Creator: Wang, Lumin & Was, Gary
Partner: UNT Libraries Government Documents Department

Modeling the high-field section of a muon helical cooling channel

Description: This paper describes the conceptual design and parameters of a short model of a high-field helical solenoid for muon beam cooling. Structural materials choices, fabrication techniques and first test results are discussed.
Date: May 1, 2010
Creator: Zlobin, A.V.; Barzi, E.; Kashikhin, V.S.; Lamm, M.J.; Lombardo, V.; Lopes, M.L. et al.
Partner: UNT Libraries Government Documents Department

EVALUATION OF LOW IMPURITY CORE MATERIAL IN THE SM-2

Description: The worth of reduced cobalt and tantalum impurity concentrations of AlSl Type 347 stainless steel in the SM-2 core cladding and structural material was evaluated on the basis of material costs involved and accessibility for maintenance. (auth)
Date: August 14, 1959
Creator: Pancer, G.P. & Zegger, J.L.
Partner: UNT Libraries Government Documents Department

Tough, bio-inspired hybrid materials

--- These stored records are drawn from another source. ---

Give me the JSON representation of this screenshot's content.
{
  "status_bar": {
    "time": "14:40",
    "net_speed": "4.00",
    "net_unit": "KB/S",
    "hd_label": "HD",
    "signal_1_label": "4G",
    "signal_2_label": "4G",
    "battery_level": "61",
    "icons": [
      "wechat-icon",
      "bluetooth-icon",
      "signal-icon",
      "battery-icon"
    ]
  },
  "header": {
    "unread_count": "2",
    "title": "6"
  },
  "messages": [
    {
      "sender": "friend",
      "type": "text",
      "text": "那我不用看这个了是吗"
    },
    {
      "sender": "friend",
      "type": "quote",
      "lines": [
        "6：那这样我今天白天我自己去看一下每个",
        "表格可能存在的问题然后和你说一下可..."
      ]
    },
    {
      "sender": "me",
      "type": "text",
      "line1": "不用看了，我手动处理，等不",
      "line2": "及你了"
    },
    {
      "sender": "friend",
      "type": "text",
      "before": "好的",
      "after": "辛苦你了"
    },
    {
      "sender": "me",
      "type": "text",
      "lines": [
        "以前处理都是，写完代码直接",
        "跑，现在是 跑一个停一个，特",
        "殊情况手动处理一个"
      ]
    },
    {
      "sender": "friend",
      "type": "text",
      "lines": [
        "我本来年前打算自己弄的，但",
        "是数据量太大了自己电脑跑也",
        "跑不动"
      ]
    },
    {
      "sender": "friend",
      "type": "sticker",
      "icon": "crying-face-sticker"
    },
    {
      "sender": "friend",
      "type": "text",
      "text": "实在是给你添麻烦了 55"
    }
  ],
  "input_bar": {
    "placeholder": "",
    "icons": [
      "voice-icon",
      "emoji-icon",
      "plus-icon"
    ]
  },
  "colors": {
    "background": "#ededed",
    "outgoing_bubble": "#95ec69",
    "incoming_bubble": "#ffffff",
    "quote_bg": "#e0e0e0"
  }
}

Description: The notion of mimicking natural structures in the synthesis of new structural materials has generated enormous interest but has yielded few practical advances. Natural composites achieve strength and toughness through complex hierarchical designs extremely difficult to replicate synthetically. Here we emulate Nature's toughening mechanisms through the combination of two ordinary compounds, aluminum oxide and polymethylmethacrylate, into ice-templated structures whose toughness can be over 300 times (in energy terms) that of their constituents. The final product is a bulk hybrid ceramic material whose high yield strength and fracture toughness ({approx}200 MPa and {approx}30 MPa{radical}m) provide specific properties comparable to aluminum alloys. These model materials can be used to identify the key microstructural features that should guide the synthesis of bio-inspired ceramic-based composites with unique strength and toughness.
Date: October 6, 2008
Creator: Munch, Etienne; Launey, Maximimilan E.; Alsem, Daan H.; Saiz, Eduardo; Tomsia, Antoni P. & Ritchie, Robert O.
Partner: UNT Libraries Government Documents Department